In article <1272223060.5332.7.camel@...>,
Fredrik Tolf <fredrik@...> wrote:
> How would I do to create a very large array of some structure in SBCL to
> be as memory-conservative as possible?
> Consider the following code:
> (defstruct test a b)
> (type-of (make-array '(10 10) :element-type 'test))
> SBCL tells me that the type of the array is a (simple-array t (10 10)),
> and I guess that means that it's effectively holding pointers to
> structs. If I'm not mistaken, such a struct takes at least 16 bytes on a
> 64-bit machine (I don't know what other overhead SBCL imposes), and the
> array would require at least 8 bytes per element, which makes for at
> least 24 bytes per element, meaning at least 50% overhead. The overhead
> becomes even more obvious if the elements of the structure are, say,
> (unsigned-byte 8), where only two bytes should be required per element.
The space usage for structures goes like:
1. Header word (1 word)
2. Type descriptor (1 word)
... data ...
So the space overhead is 2 words/struct for the metadata and 1 more for
the pointer from the array.
> Would it be possible, somehow, to make SBCL store structures directly in
> the array, as I can make a C compiler do (with a "struct test
> array"), or will I have to live with this overhead unless I declare
> multiple arrays (one per structure element) and do away with structures
The problem is that this breaks object identity. The semantics of CL
dictate that, given A an array of TEST, I can do
(setf (aref A 0) (aref A 1))

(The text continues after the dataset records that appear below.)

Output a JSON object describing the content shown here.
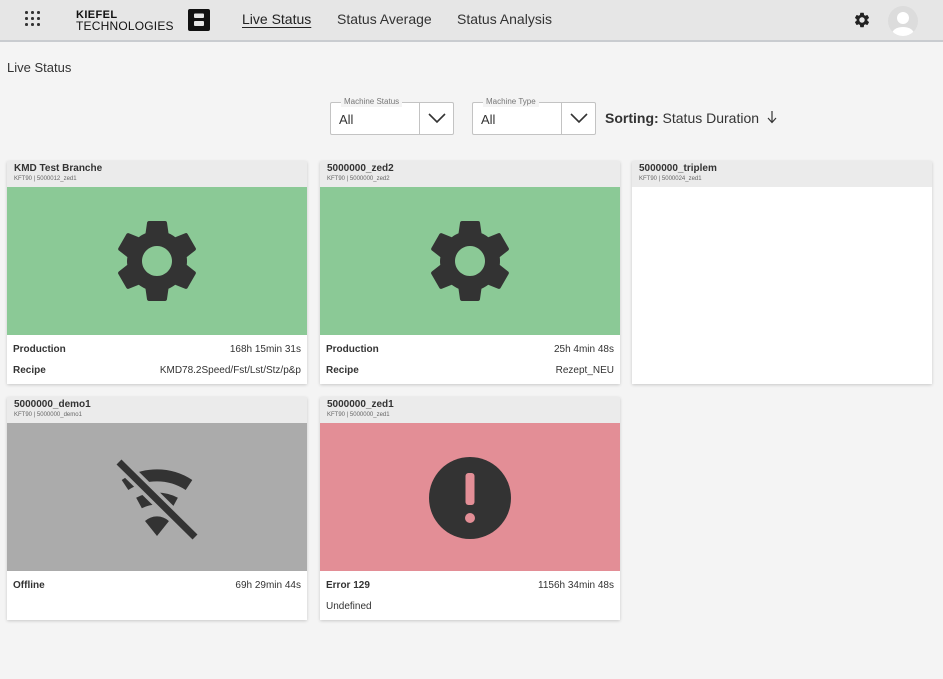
{
  "colors": {
    "production": "#8bc996",
    "offline": "#ababab",
    "error": "#e38e96",
    "icon": "#333333"
  },
  "header": {
    "apps_icon": "grid-icon",
    "logo_line1": "KIEFEL",
    "logo_line2": "TECHNOLOGIES",
    "logo_mark_icon": "kiefel-b-logo-icon",
    "nav": [
      {
        "label": "Live Status",
        "active": true
      },
      {
        "label": "Status Average",
        "active": false
      },
      {
        "label": "Status Analysis",
        "active": false
      }
    ],
    "settings_icon": "gear-icon",
    "avatar_icon": "user-avatar-icon"
  },
  "page": {
    "title": "Live Status"
  },
  "filters": {
    "machine_status": {
      "label": "Machine Status",
      "value": "All"
    },
    "machine_type": {
      "label": "Machine Type",
      "value": "All"
    },
    "sorting": {
      "label": "Sorting:",
      "value": "Status Duration",
      "direction_icon": "arrow-down-icon"
    }
  },
  "cards": [
    {
      "title": "KMD Test Branche",
      "subtitle": "KFT90 | 5000012_zed1",
      "status_icon": "gear-icon",
      "state": "production",
      "row1": {
        "label": "Production",
        "value": "168h 15min 31s"
      },
      "row2": {
        "label": "Recipe",
        "value": "KMD78.2Speed/Fst/Lst/Stz/p&p"
      }
    },
    {
      "title": "5000000_zed2",
      "subtitle": "KFT90 | 5000000_zed2",
      "status_icon": "gear-icon",
      "state": "production",
      "row1": {
        "label": "Production",
        "value": "25h 4min 48s"
      },
      "row2": {
        "label": "Recipe",
        "value": "Rezept_NEU"
      }
    },
    {
      "title": "5000000_triplem",
      "subtitle": "KFT90 | 5000024_zed1",
      "state": "empty"
    },
    {
      "title": "5000000_demo1",
      "subtitle": "KFT90 | 5000000_demo1",
      "status_icon": "wifi-off-icon",
      "state": "offline",
      "row1": {
        "label": "Offline",
        "value": "69h 29min 44s"
      }
    },
    {
      "title": "5000000_zed1",
      "subtitle": "KFT90 | 5000000_zed1",
      "status_icon": "error-icon",
      "state": "error",
      "row1": {
        "label": "Error 129",
        "value": "1156h 34min 48s"
      },
      "row2": {
        "label": "Undefined"
      }
    }
  ]
}
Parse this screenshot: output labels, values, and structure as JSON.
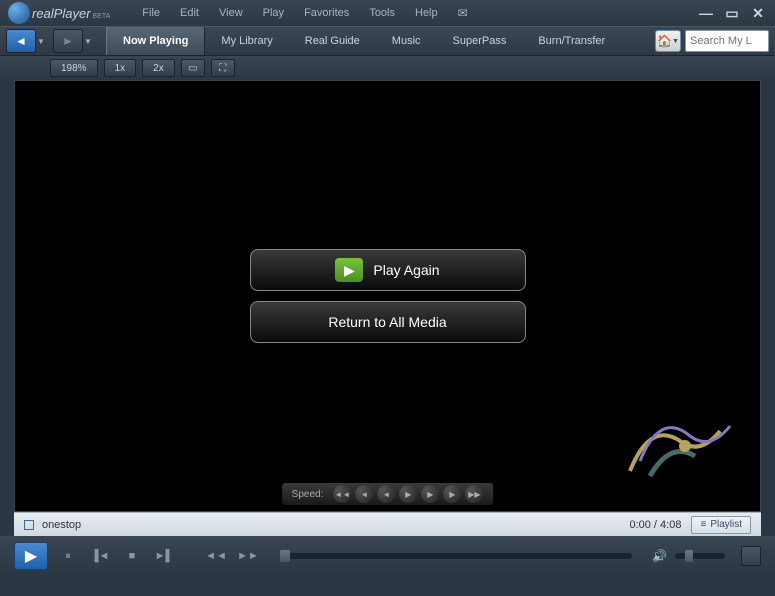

and both indices should point to the same (wrt object identity) object.
For instance, side-effects to the structure in either index will be
reflected in the other.
It would be possible to hack up a special type of vectors or arrays that
doesn't preserve object identity. However, practically, it's probably
easier to use SB-ALIEN and work with a C array of structures if you
don't need pointers from the structures back to lisp objects. More
portably, you may be able to encode each structure in a fixnum or